St. Louis County Police apologized for a Facebook post implying that a 12-year-old Cleveland boy's behavior may have contributed to his death at the hands of a rookie Cleveland officer.
"I apologize to Tamir’s family and anyone who was offended by the post," Chief Jon Belmar wrote in a Facebook post. "I was unaware of its presence prior to its release, I realize the message was insensitive to Tamir’s family and the sorrow they are currently experiencing."
The post was titled "Kids Will Be Kids?" and appeared on the page of the SLCPD's City of Fenton precinct. The post used the death of Tamir Rice in Cleveland as an example of "a 'hot' topic" that residents should be aware of -- the risk of police getting called on children playing with pellet guns and AirSoft guns in their neighborhoods.
The aim of the post, written by neighborhood police Officer Aaron Dilks, was to encourage conversation between parents and kids about playing with realistic-looking pellet guns, Dilks told Mediaite.
"The point of ‘Kids Will Be Kids’ is that’s what kids will do … The point of putting [the post] out was to educate and make sure something like this doesn’t happen in the city of Fenton or in our area,” Dilks said.
But the use of Rice as an example, and the underlying implication that police in that case responded appropriately, didn't sit well with critics on social media. The police department removed the post Thursday morning.
Rice was fatally shot in November after playing with an AirSoft handgun in a park. The gun, which shoots plastic pellets, had its orange tip removed. Documents released this week revealed that Timothy Loehmann, the Cleveland cop who shot the boy, had resigned from a previous law enforcement job shortly after he was deemed unfit for policing.

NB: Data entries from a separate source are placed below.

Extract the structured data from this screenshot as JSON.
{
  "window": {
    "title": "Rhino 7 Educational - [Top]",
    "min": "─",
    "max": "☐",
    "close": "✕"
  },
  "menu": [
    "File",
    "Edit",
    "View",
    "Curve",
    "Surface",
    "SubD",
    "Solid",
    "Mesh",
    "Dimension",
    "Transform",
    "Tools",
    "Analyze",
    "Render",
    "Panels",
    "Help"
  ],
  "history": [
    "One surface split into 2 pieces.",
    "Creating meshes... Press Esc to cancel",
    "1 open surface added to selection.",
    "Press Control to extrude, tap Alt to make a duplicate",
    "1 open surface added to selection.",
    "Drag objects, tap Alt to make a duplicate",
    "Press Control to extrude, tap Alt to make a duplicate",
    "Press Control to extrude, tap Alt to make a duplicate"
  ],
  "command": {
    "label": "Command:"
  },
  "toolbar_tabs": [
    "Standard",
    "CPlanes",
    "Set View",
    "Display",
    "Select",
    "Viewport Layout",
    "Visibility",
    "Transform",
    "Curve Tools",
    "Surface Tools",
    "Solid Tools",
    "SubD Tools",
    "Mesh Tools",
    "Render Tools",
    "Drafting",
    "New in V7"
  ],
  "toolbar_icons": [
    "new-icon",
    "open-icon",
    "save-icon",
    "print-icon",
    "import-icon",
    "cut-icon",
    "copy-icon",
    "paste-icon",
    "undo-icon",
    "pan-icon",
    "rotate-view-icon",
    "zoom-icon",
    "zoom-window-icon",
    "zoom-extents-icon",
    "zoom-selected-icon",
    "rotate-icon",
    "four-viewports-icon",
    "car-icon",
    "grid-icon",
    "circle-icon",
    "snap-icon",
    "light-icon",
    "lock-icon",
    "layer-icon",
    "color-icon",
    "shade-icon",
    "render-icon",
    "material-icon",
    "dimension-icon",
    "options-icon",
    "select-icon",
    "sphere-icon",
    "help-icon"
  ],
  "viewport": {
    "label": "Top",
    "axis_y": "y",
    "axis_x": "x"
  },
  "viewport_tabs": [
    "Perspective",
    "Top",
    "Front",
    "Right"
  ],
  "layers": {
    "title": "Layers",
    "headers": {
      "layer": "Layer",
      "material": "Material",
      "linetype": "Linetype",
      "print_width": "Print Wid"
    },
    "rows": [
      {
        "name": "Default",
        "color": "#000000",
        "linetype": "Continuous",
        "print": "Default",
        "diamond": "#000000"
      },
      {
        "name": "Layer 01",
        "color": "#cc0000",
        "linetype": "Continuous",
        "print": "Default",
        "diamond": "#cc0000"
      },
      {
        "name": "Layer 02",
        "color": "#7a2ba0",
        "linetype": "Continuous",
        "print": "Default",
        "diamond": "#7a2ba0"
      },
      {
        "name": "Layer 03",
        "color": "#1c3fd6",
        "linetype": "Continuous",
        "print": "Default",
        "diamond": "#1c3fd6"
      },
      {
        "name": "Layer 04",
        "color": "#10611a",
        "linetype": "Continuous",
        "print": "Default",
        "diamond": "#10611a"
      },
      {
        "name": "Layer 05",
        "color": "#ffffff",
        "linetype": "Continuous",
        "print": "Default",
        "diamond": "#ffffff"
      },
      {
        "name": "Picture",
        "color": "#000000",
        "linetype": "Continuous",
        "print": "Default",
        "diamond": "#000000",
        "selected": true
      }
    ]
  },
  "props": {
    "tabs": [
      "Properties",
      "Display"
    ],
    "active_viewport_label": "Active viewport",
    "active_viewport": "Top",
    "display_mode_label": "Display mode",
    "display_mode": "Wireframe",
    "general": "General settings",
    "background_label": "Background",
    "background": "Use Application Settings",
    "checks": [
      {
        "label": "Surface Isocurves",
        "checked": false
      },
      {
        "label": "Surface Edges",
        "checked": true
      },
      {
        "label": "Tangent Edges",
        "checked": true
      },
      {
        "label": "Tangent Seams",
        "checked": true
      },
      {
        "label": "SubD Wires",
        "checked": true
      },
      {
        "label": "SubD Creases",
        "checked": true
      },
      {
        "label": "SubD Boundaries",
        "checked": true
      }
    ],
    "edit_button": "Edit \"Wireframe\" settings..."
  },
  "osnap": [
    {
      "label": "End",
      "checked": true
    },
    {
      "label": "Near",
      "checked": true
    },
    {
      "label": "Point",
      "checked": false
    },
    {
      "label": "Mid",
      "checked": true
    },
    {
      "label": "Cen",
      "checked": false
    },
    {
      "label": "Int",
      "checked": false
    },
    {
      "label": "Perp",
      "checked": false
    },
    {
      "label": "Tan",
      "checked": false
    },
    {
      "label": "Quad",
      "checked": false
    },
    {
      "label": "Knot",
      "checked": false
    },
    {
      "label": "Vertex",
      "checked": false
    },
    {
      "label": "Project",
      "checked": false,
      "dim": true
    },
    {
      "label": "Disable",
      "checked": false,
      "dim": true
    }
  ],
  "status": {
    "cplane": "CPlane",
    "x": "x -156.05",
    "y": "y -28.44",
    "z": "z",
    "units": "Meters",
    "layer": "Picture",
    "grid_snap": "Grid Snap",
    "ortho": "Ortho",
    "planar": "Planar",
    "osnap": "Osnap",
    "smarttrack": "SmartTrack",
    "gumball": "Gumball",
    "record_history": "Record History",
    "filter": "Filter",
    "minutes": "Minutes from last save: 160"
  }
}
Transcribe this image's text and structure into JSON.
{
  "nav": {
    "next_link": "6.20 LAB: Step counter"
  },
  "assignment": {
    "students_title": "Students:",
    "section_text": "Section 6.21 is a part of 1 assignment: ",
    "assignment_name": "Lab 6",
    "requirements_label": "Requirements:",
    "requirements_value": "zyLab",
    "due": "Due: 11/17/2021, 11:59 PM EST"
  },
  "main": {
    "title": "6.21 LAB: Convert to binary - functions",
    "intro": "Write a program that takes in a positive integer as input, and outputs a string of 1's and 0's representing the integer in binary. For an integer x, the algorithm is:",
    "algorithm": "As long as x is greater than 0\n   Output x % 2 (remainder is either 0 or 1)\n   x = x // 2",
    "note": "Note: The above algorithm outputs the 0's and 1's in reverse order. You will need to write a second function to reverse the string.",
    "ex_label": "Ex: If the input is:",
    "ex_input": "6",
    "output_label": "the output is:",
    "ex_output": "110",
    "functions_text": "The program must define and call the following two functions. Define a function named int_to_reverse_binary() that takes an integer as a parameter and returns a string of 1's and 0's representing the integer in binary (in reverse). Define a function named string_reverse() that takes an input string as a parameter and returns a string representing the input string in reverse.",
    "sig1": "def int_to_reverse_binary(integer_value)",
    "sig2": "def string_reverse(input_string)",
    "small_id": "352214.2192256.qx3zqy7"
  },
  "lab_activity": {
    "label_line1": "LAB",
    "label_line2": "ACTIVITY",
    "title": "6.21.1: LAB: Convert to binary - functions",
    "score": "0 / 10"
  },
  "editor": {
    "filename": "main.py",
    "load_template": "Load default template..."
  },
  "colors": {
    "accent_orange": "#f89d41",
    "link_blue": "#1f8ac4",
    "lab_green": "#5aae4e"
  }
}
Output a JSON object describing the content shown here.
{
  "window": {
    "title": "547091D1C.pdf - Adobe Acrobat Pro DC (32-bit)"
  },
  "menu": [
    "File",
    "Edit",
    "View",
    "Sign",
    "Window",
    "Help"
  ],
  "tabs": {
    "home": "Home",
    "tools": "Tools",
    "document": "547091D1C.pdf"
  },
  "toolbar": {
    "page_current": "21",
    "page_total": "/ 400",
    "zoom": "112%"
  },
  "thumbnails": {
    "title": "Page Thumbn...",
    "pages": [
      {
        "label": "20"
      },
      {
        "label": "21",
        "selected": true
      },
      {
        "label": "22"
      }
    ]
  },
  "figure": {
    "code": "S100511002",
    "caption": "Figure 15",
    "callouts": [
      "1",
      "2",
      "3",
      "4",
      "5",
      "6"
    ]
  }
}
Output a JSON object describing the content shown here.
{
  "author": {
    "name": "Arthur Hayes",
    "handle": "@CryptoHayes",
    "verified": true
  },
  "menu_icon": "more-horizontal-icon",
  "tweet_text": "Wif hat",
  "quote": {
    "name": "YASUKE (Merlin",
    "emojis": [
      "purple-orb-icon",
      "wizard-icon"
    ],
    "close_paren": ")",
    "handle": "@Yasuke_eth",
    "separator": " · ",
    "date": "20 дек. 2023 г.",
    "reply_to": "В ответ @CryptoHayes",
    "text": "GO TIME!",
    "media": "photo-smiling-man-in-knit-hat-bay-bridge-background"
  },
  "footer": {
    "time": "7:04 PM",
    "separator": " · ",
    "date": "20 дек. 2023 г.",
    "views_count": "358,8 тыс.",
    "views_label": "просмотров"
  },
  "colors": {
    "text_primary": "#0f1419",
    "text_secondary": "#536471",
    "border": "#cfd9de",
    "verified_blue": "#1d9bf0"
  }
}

Dilks said he used Tamir's death as an example, despite admitting, "I do not know all the details of the story."
The post read in part:
The police may get called to respond to "a child with a gun"... it is important to know how officers are trained to respond. If the type of gun is in question by the witness, the police will respond as though it is a real gun... If and AirSoft pistol is tucked in your pants like a holster then obviously the orange tip is no longer visible. The police will respond lights and sirens and come to a screeching halt in the area where your child is playing with the gun....
It goes on to list tips for children confronted by police in such a scenario. Read the full post below.
While the post did not take a side in the Cleveland case, it suggests that changes in children's behavior -- and not police procedures -- would prevent similar shootings. Calls for comment to the St. Louis County Police Fenton Precinct were redirected to a St. Louis County media relations officer, and were not immediately returned.
The use of force by police, particularly when dealing with people of color, has been a huge part of the national conversation in recent days. On Wednesday, a grand jury in New York voted not to indict an NYPD officer in the death of Eric Garner, an unarmed black man who died after being placed in an apparent chokehold. Last week, a grand jury in Missouri declined to indict Ferguson police Officer Darren Wilson in the shooting death of unarmed black teenager Michael Brown.
Both decisions sparked nationwide protests. The St. Louis County PD's Facebook post is not the only law enforcement social media gaffe to come out.
On Wednesday, moments after news of the Eric Garner decision, the top community affairs officer for the NYPD tweeted an appeal for rebuilding the public's trust in police. It totally backfired.
Original Facebook Post: